6. Infant Development. Eggs are an excellent source of choline, an essential nutrient that is particularly important for developing fetuses and infants. Pregnant women can help reduce the risk of certain birth defects and promote brain and memory development by getting enough choline in their diets.
7. Powerful Package. Eggs are all-natural, and one egg has lots of vitamins and minerals all for 70 calories. At 70 calories apiece, eggs are nature’s original form of portion control. A hard-cooked egg is incredibly easy to prepare and is a perfect on-the-go snack.
8. Incredible Weight Loss Results. High-quality protein, like the protein in eggs, can help overweight dieters lose weight. Recent research shows that eating eggs for breakfast can help overweight dieters lose more weight, lower their body mass index and shrink their waist more than eating a bagel breakfast of equal calories.[vi]
9. Eggs-cellent Vision. Lutein and zeaxanthin are two antioxidants found in eggs that may help prevent macular degeneration, a leading cause of age-related blindness. While eggs contain small amounts of these two nutrients, research shows that the lutein and zeaxanthin from eggs may be more bioavailable (or better utilized by the body) than from other sources with higher content, including supplements.[vii] [viii]
10. Long Lasting Energy. The protein in eggs provides steady and sustained energy because it does not cause a surge in blood sugar or insulin levels, which can lead to an energy “crash” as levels drop.[ix]
11. Essential Nutrient. Choline, an essential nutrient found in the egg’s yolk, is necessary for normal cell activity, liver function, and transporting of nutrients throughout the body. In addition, recent research has associated choline with a 24 percent reduced risk of breast cancer.9 One egg provides 125 milligrams of choline, or roughly one-quarter of the recommended daily amount for adults.
12. Eggs Give Back. America’s egg farmers not only provide quality eggs, but they give back to their communities as part of the Good Egg Project. Visit incredibleegg.org/good-egg-project to learn more.
[i] US Department of Agriculture, Agricultural Research Service, 2011. USDA National Nutrient Database for Standard Reference, Release 23. Online. Available at: Nutrient Data Laboratory Home Page, http://www.ars.usda.gov/main/site_main.htm?modecode=12-35-45-00. Accessed March 14, 2011.
[ii] Layman DK, Rodriguez, NR. Egg protein as a source of power, strength and energy. Nutr Today. 44(1):43-48.
[iii] Leidy HJ, et al. High-protein meals may benefit fat oxidation and energy expenditure in individuals with higher body fat. Nutrition & Dietetics 2008;65:246-252.
[iv] Rampersaud G, et al. Breakfast habits, nutritional status, body weight, and academic performance in children and adolescents. JADA 2005;105:743-760.
[v] Pollitt E, et al. Fasting and cognition in well-and undernourished school children: a review of three experimental studies. AJCN 1998;67:779S-784S. Vander Wal JS et al , et al. Egg breakfast enhances weight loss.
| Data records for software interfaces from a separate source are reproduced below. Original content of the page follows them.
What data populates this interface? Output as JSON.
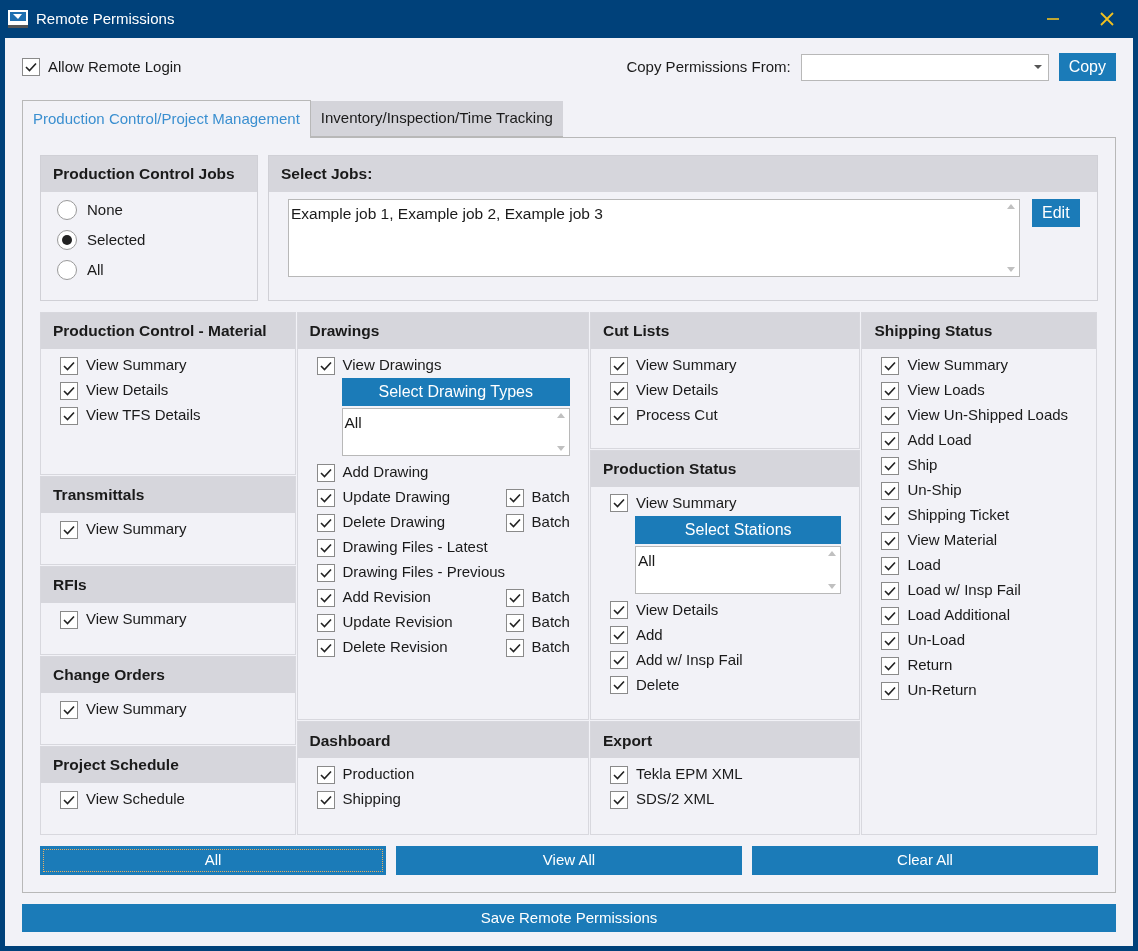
{
  "window": {
    "title": "Remote Permissions"
  },
  "allow_remote_login": {
    "label": "Allow Remote Login",
    "checked": true
  },
  "copy_permissions": {
    "label": "Copy Permissions From:",
    "button": "Copy"
  },
  "tabs": [
    {
      "label": "Production Control/Project Management",
      "selected": true
    },
    {
      "label": "Inventory/Inspection/Time Tracking",
      "selected": false
    }
  ],
  "jobs": {
    "title": "Production Control Jobs",
    "options": [
      {
        "label": "None",
        "selected": false
      },
      {
        "label": "Selected",
        "selected": true
      },
      {
        "label": "All",
        "selected": false
      }
    ]
  },
  "select_jobs": {
    "title": "Select Jobs:",
    "value": "Example job 1, Example job 2, Example job 3",
    "button": "Edit"
  },
  "columns": [
    {
      "sections": [
        {
          "title": "Production Control - Material",
          "items": [
            {
              "kind": "check",
              "label": "View Summary",
              "checked": true
            },
            {
              "kind": "check",
              "label": "View Details",
              "checked": true
            },
            {
              "kind": "check",
              "label": "View TFS Details",
              "checked": true
            }
          ]
        },
        {
          "title": "Transmittals",
          "items": [
            {
              "kind": "check",
              "label": "View Summary",
              "checked": true
            }
          ]
        },
        {
          "title": "RFIs",
          "items": [
            {
              "kind": "check",
              "label": "View Summary",
              "checked": true
            }
          ]
        },
        {
          "title": "Change Orders",
          "items": [
            {
              "kind": "check",
              "label": "View Summary",
              "checked": true
            }
          ]
        },
        {
          "title": "Project Schedule",
          "items": [
            {
              "kind": "check",
              "label": "View Schedule",
              "checked": true
            }
          ]
        }
      ]
    },
    {
      "sections": [
        {
          "title": "Drawings",
          "items": [
            {
              "kind": "check",
              "label": "View Drawings",
              "checked": true
            },
            {
              "kind": "picker",
              "button": "Select Drawing Types",
              "value": "All"
            },
            {
              "kind": "check",
              "label": "Add Drawing",
              "checked": true
            },
            {
              "kind": "check",
              "label": "Update Drawing",
              "checked": true,
              "batch": {
                "label": "Batch",
                "checked": true
              }
            },
            {
              "kind": "check",
              "label": "Delete Drawing",
              "checked": true,
              "batch": {
                "label": "Batch",
                "checked": true
              }
            },
            {
              "kind": "check",
              "label": "Drawing Files - Latest",
              "checked": true
            },
            {
              "kind": "check",
              "label": "Drawing Files - Previous",
              "checked": true
            },
            {
              "kind": "check",
              "label": "Add Revision",
              "checked": true,
              "batch": {
                "label": "Batch",
                "checked": true
              }
            },
            {
              "kind": "check",
              "label": "Update Revision",
              "checked": true,
              "batch": {
                "label": "Batch",
                "checked": true
              }
            },
            {
              "kind": "check",
              "label": "Delete Revision",
              "checked": true,
              "batch": {
                "label": "Batch",
                "checked": true
              }
            }
          ]
        },
        {
          "title": "Dashboard",
          "items": [
            {
              "kind": "check",
              "label": "Production",
              "checked": true
            },
            {
              "kind": "check",
              "label": "Shipping",
              "checked": true
            }
          ]
        }
      ]
    },
    {
      "sections": [
        {
          "title": "Cut Lists",
          "items": [
            {
              "kind": "check",
              "label": "View Summary",
              "checked": true
            },
            {
              "kind": "check",
              "label": "View Details",
              "checked": true
            },
            {
              "kind": "check",
              "label": "Process Cut",
              "checked": true
            }
          ]
        },
        {
          "title": "Production Status",
          "items": [
            {
              "kind": "check",
              "label": "View Summary",
              "checked": true
            },
            {
              "kind": "picker",
              "button": "Select Stations",
              "value": "All"
            },
            {
              "kind": "check",
              "label": "View Details",
              "checked": true
            },
            {
              "kind": "check",
              "label": "Add",
              "checked": true
            },
            {
              "kind": "check",
              "label": "Add w/ Insp Fail",
              "checked": true
            },
            {
              "kind": "check",
              "label": "Delete",
              "checked": true
            }
          ]
        },
        {
          "title": "Export",
          "items": [
            {
              "kind": "check",
              "label": "Tekla EPM XML",
              "checked": true
            },
            {
              "kind": "check",
              "label": "SDS/2 XML",
              "checked": true
            }
          ]
        }
      ]
    },
    {
      "sections": [
        {
          "title": "Shipping Status",
          "items": [
            {
              "kind": "check",
              "label": "View Summary",
              "checked": true
            },
            {
              "kind": "check",
              "label": "View Loads",
              "checked": true
            },
            {
              "kind": "check",
              "label": "View Un-Shipped Loads",
              "checked": true
            },
            {
              "kind": "check",
              "label": "Add Load",
              "checked": true
            },
            {
              "kind": "check",
              "label": "Ship",
              "checked": true
            },
            {
              "kind": "check",
              "label": "Un-Ship",
              "checked": true
            },
            {
              "kind": "check",
              "label": "Shipping Ticket",
              "checked": true
            },
            {
              "kind": "check",
              "label": "View Material",
              "checked": true
            },
            {
              "kind": "check",
              "label": "Load",
              "checked": true
            },
            {
              "kind": "check",
              "label": "Load w/ Insp Fail",
              "checked": true
            },
            {
              "kind": "check",
              "label": "Load Additional",
              "checked": true
            },
            {
              "kind": "check",
              "label": "Un-Load",
              "checked": true
            },
            {
              "kind": "check",
              "label": "Return",
              "checked": true
            },
            {
              "kind": "check",
              "label": "Un-Return",
              "checked": true
            }
          ]
        }
      ]
    }
  ],
  "bulk_buttons": [
    {
      "label": "All",
      "focused": true
    },
    {
      "label": "View All",
      "focused": false
    },
    {
      "label": "Clear All",
      "focused": false
    }
  ],
  "save_button": "Save Remote Permissions"
}
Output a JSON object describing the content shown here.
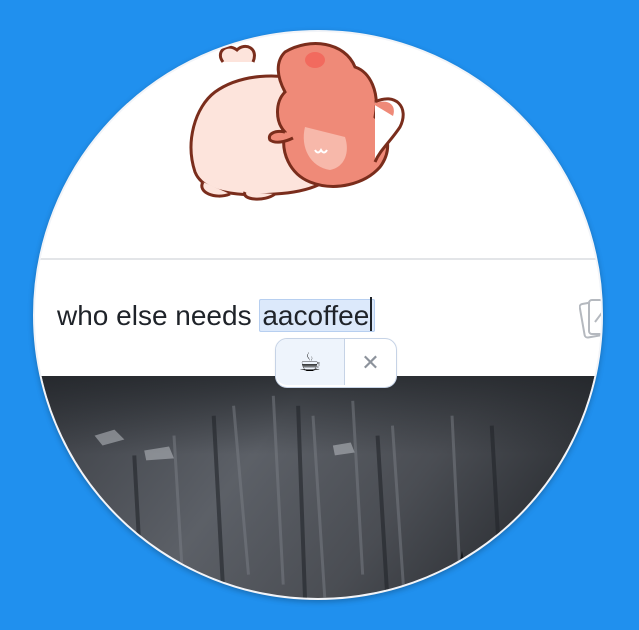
{
  "composer": {
    "text_before": "who else needs ",
    "highlighted_word": "aacoffee"
  },
  "suggestion": {
    "emoji": "☕",
    "dismiss_label": "✕"
  },
  "icons": {
    "attach": "attachment-icon",
    "emoji_suggestion": "coffee-icon",
    "dismiss": "close-icon"
  },
  "colors": {
    "background": "#2090ee",
    "highlight": "#dce9fb",
    "text": "#1f2329"
  }
}
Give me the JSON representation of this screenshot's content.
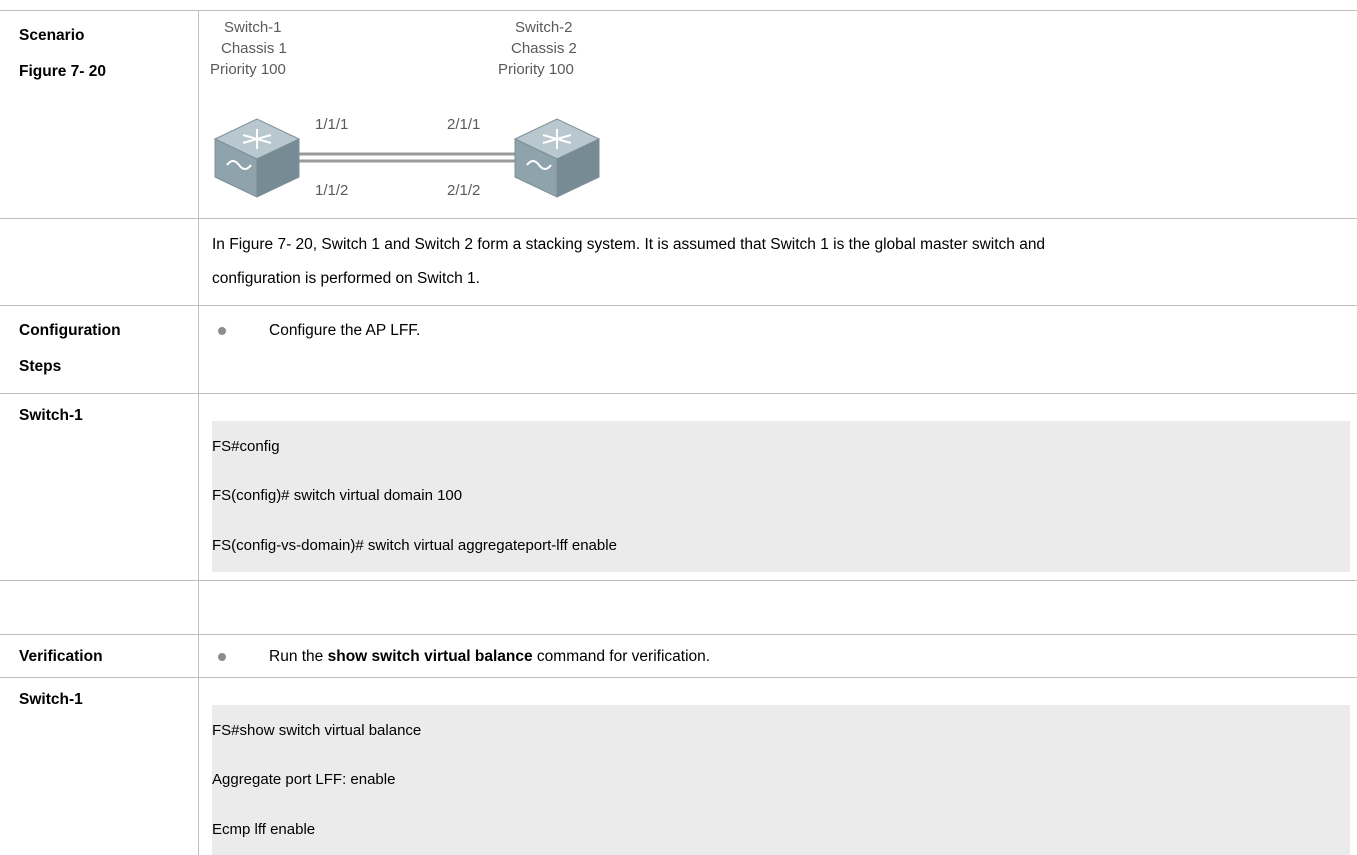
{
  "rows": {
    "scenario_label": "Scenario",
    "figure_label": "Figure 7- 20",
    "description_line1": "In Figure 7- 20, Switch 1 and Switch 2 form a stacking system. It is assumed that Switch 1 is the global master switch and",
    "description_line2": "configuration is performed on Switch 1.",
    "config_label_line1": "Configuration",
    "config_label_line2": "Steps",
    "config_step": "Configure the AP LFF.",
    "switch1_label_a": "Switch-1",
    "config_commands": [
      "FS#config",
      "FS(config)# switch virtual domain 100",
      "FS(config-vs-domain)# switch virtual aggregateport-lff enable"
    ],
    "verification_label": "Verification",
    "verify_prefix": "Run the ",
    "verify_command": "show switch virtual balance",
    "verify_suffix": " command for verification.",
    "switch1_label_b": "Switch-1",
    "verify_output": [
      "FS#show switch virtual balance",
      "Aggregate port LFF: enable",
      "Ecmp lff enable"
    ]
  },
  "diagram": {
    "switch1": {
      "name": "Switch-1",
      "chassis": "Chassis 1",
      "priority": "Priority 100"
    },
    "switch2": {
      "name": "Switch-2",
      "chassis": "Chassis 2",
      "priority": "Priority 100"
    },
    "ports": {
      "s1_top": "1/1/1",
      "s1_bottom": "1/1/2",
      "s2_top": "2/1/1",
      "s2_bottom": "2/1/2"
    },
    "colors": {
      "switch_body": "#8fa3ad",
      "switch_top": "#b9c8cf",
      "link": "#9a9a9a"
    }
  }
}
Int J of Obesity 2008: 32(10):1545-1551.
[vi] Vander Wal JS et al , et al. Egg breakfast enhances weight loss. Int J of Obesity 2008: 32(10):1545-1551.
[vii] Goodrow EF, et al. Consumption of one egg per day increases serum lutein and zeaxanthin concentrations in older adults without altering serum lipid and lipoprotein cholesterol concentrations. JN 2006;136(25):19-24.
[viii] Chung HY, et al. Lutein bioavailabilty is higher from lutein-enriched eggs than from supplements and spinach in men. JN 2004;134:1887-1893.
[ix] Xu X. Choline metabolism and risk of breast cancer in a population-based study. FASEB 2008; 22:1-8.